The study of evolution most typically involves inferring past events on the basis of evidence from extant organisms. There are a number of challenges associated with this, such as uncertainties about the precise time of origin of character states, the rate of molecular evolution and confounding effects of population processes. Accessing evolutionary information directly from the fossil and sub-fossil record – in fact, any past period from which a measurable change has occurred – is therefore extremely useful in addressing these uncertainties. Museum, archaeology department and herbarium collections are the ‘banks’ of biomolecular information from which our scientific understanding of such processes can be extrapolated. Precautions taken to preserve biological material such as controlled environments, tissue-specific storage materials and the conservation of depositional environments are often conducive to long-term survival of genetic material. Consequently, these biomolecular banks hold material with a wide geographical and temporal range, often outside the typical age range of material used in phylogenetic analyses, as well as genetic diversity that is rare or lost in the living world. The advent of ancient biomolecular analyses in the 1990s was a technological milestone in this respect, in which oligogenic analyses based on one or a few genes enabled the reconstruction of extinct stages of phylogenies, such as the renowned placement of the thylacine among dasyuroid marsupials using evidence from cytochrome b DNA sequences (Krajewski et al. 1992; 1997).
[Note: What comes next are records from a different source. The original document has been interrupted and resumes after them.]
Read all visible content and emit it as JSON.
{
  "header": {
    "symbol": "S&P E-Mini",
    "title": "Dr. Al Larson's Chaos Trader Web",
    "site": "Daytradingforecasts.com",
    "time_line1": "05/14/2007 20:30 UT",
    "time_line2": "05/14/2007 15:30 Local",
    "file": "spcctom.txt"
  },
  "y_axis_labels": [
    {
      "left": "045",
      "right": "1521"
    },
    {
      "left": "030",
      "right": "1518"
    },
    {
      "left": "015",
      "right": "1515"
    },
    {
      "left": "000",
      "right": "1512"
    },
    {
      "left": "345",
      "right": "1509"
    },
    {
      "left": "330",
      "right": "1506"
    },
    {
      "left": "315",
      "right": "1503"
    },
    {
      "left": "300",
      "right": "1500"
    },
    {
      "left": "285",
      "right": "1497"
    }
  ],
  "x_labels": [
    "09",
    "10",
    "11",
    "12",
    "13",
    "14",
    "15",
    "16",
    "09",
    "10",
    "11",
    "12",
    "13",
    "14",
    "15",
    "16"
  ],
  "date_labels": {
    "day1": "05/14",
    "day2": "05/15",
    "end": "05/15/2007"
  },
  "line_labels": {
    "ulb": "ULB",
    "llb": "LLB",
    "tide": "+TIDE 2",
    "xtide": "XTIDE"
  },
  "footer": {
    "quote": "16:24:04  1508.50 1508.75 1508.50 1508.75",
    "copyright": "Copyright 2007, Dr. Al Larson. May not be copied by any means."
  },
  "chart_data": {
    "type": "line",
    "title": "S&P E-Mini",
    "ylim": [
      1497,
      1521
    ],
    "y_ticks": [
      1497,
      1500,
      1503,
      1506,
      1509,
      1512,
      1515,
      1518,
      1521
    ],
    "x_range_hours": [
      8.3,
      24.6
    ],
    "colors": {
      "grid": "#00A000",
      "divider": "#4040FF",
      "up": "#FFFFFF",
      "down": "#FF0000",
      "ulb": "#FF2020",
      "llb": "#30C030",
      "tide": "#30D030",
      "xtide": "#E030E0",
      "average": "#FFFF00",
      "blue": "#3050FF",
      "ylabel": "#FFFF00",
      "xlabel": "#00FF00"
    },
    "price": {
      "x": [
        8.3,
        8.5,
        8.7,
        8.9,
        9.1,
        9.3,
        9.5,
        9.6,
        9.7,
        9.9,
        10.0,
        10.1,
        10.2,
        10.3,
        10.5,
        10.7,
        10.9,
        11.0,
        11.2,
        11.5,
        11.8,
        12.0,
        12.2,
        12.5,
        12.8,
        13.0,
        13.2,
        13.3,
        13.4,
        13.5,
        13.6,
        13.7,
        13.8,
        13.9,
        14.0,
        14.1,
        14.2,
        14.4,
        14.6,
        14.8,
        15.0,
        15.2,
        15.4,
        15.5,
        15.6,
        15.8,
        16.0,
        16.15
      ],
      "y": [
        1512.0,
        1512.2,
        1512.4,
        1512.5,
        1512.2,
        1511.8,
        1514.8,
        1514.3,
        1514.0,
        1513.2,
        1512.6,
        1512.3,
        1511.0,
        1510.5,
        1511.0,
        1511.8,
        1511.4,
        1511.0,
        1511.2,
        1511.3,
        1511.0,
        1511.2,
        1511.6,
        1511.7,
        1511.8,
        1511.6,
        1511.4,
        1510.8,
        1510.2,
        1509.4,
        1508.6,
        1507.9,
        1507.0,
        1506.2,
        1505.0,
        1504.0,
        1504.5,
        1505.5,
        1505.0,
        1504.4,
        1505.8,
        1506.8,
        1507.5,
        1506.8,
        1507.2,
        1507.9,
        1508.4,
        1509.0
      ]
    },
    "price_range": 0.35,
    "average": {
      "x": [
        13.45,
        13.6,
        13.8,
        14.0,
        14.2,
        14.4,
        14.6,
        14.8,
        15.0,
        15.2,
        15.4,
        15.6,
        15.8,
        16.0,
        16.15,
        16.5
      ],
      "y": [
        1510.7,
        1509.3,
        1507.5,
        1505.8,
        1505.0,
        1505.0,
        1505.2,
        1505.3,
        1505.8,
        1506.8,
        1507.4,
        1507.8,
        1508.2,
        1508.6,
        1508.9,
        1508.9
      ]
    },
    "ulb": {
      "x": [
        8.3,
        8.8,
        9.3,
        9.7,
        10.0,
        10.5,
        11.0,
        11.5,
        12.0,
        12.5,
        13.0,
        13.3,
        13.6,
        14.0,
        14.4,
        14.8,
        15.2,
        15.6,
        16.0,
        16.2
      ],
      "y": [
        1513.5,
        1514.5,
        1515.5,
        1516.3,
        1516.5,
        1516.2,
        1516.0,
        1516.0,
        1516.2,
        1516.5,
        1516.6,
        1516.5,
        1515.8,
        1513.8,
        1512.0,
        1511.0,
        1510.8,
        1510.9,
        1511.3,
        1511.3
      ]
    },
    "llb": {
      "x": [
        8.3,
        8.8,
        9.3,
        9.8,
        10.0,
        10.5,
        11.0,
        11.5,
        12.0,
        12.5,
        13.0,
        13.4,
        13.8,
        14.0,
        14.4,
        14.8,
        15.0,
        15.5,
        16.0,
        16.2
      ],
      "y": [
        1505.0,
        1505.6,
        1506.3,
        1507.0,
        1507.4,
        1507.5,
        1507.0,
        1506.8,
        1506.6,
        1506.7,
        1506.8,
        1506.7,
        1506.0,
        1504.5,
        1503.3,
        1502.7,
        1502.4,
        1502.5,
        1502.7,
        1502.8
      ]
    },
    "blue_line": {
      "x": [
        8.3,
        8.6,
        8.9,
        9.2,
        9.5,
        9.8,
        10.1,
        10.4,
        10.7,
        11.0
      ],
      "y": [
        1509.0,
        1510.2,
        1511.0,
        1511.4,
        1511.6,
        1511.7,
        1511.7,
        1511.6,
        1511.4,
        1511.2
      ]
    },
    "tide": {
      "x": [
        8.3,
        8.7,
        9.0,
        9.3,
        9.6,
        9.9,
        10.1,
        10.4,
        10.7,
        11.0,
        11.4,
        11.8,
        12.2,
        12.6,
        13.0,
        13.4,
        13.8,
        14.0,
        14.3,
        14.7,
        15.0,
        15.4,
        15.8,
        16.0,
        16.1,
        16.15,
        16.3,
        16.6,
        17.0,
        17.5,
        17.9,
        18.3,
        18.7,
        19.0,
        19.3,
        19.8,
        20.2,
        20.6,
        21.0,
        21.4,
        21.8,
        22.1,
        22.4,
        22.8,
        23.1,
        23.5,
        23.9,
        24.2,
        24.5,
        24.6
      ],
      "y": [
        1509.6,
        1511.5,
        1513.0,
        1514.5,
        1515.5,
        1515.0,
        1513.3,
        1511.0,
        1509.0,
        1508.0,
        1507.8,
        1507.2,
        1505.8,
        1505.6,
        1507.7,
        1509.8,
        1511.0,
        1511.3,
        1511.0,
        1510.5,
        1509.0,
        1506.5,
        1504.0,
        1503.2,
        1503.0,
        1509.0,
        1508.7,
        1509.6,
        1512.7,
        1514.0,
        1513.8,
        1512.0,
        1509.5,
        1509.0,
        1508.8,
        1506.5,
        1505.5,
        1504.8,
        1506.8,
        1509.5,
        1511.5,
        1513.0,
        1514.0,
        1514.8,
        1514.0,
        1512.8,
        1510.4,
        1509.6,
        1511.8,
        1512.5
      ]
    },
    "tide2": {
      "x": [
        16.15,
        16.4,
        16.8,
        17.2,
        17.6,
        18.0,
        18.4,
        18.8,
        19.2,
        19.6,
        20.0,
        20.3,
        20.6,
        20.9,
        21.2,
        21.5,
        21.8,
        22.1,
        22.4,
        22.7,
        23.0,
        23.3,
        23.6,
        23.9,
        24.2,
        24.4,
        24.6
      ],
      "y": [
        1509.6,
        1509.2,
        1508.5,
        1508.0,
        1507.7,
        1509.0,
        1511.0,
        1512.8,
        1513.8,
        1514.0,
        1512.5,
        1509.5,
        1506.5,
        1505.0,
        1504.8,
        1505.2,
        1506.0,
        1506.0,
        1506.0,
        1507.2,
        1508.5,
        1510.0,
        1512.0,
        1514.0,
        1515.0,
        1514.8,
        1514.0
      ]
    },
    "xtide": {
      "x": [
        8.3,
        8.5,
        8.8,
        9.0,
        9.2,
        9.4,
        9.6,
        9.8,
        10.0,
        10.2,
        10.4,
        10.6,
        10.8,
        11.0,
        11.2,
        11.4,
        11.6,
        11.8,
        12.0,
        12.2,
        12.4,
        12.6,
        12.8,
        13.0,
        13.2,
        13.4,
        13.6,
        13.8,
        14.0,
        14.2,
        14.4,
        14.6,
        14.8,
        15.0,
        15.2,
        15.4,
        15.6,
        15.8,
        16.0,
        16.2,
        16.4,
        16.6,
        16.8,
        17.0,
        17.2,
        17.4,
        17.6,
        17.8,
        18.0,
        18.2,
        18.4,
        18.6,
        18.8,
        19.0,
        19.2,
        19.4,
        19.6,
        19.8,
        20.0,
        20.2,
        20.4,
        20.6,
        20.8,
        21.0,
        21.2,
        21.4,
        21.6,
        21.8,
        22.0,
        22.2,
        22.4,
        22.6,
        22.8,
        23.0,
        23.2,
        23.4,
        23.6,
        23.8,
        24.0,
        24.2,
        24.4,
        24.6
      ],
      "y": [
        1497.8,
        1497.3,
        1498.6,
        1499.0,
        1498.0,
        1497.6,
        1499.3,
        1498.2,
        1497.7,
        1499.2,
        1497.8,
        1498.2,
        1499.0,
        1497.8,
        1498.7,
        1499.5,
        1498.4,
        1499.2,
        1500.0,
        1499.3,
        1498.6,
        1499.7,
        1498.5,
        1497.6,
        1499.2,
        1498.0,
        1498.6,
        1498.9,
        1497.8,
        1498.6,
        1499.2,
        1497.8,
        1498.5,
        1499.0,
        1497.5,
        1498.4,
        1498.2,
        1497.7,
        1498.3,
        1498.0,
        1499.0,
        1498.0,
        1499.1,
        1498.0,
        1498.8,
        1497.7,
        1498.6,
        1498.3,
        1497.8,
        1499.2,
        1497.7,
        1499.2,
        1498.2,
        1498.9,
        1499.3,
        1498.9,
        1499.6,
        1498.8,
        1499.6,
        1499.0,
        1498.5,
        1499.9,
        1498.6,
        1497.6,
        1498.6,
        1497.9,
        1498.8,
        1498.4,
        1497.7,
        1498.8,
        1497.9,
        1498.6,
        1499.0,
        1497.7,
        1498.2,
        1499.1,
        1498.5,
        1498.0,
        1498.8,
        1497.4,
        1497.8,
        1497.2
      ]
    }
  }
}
NGS allows deep sequencing of single PCR targets, so generating systematic data for thousands or millions of organisms (Sogin et al. 2006). It also facilitates the study of multiple PCR targets of exons, introns, non-coding regions, mRNA transcripts or even complete genomic organization between organisms allowing a much greater depth of understanding in genetic phylogenies than could be gained from a handful of genes or simple morphological analysis (Horner et al. 2010). For the most part, NGS technology has been applied to extant species in systematics research. The applicability of NGS to sub-fossil material was first demonstrated by Poinar et al. (2006) in permafrost preserved mammoth bones. Subsequently, the application of NGS to generate data directly from historical, archaeological or paleontological sources holds the potential to view genomic evolution in real time.